There is a bit of a moment happening around women in sports, do you feel like you are part of something bigger?
E: I feel like as a whole, [the perception of] ‘women in sports’ is getting better – its kind of being appreciated more and publicised, things like that – but with Judo, it’s such a community, it’s maybe sometimes harder to get it out there into the mainstream. But then that kind of our role as athletes, to try and promote it as much as we can to try and get more people into the sport.
K: I do think in Judo there’s not that much like – so say in football its like everyone watches more male football, and then they watch female football not so much – in Judo its pretty well split already…
E: Because we fight on the same days, and we would be on separate mats [next to each other], a female fight and a male fight. So people are not forced to watch it but it’s harder to differentiate between male and female Judo. It’s the same rules, same times, there are no disadvantages or advantages for boys v. girls.
Do you have any advice for forming healthy habits – healthy ways to lose weight, forming routines…
K: It is all about balance. You get these extreme weight cuts or these fads of ‘eat this for so long and you’ll loose weight’ but if you just aim for balance throughout, for example: eating well but if you do fancy something a little bit ‘unhealthy’, then that’s alright – just have one of those things and you’ll be fine. If you restrict yourself, you go crazy. It’s about all the little 1 percents as well so:
Sleep: make sure you’re getting a good night’s sleep every night. Water: make sure you are always drinking enough water, staying hydrated. Eating well. All that leads to a much happier person –healthier and happier!
E: And give yourself enough time. We’ve got to ‘make weight’ every so often, so giving yourself enough time to make it well rather than rushing and using bad techniques is really important.
Top three well-being tips:
E: Hydration is key.

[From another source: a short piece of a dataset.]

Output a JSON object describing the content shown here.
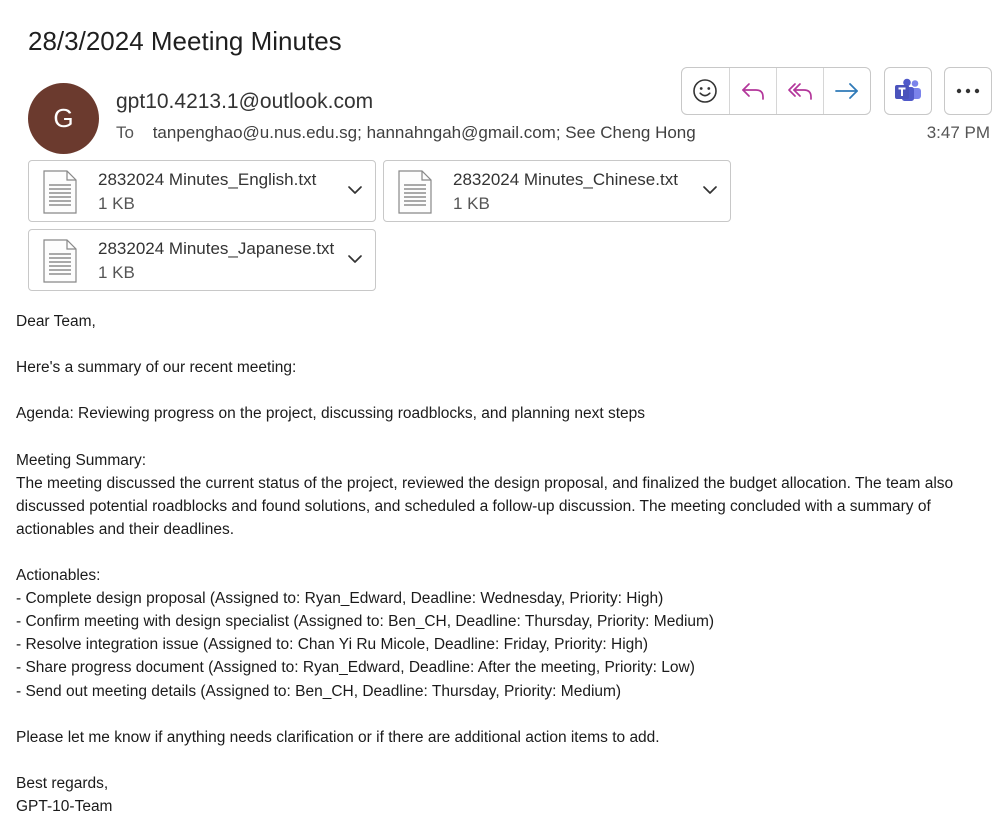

I don’t have an aim for how much I want to drink but I constantly have a bottle with me so I’m not like ‘oh god I haven’t drunk in an hour or so’, and I always go for coffee – stay hydrated in that way as well… but yes, hydration, especially when its hot and you’re on a session you’ve got to make sure. There’s the extra stuff like the hydration tablets, because you forget how much other stuff comes out with the sweat and stuff so getting that back in.
K: Sleep & rest is as important especially for us as full time athletes. After session most of the time we will be relaxing somewhere, or just go home most of the time to fully relax, calm down and recharge.
E: Even if you train from 9-1 and its not a full day, you often think ‘oh I’ve got the afternoon off’ I sometimes get tempted to squeeze in seeing a friend or going to do something when really I should be relaxing because that’s part of being a full-time athlete.
K: And number three…
E: be happy!
K: I was going to say that!
Together: Enjoy the ride.
K: Take it all in and enjoy it
E: You get bogged down sometimes in making weight or being away from home and sometimes you’ve got to be like ‘I’m by a pool in Spain, just enjoy it’
If you could only eat one thing for the rest of your life..
E: You can have chips, you can have mashed potatoes, they are versatile. Or chicken.
K: Chicken? What about a meal?
E: Ok, the smart answer would be a balanced one. My answer is lasagne.
K: My meal would be carvery. Roast dinner. If you could only have one thing? Chocolate? Chocolate. Has to be. Yep, chocolate. Or coffee! Right we’ve got a whole list now.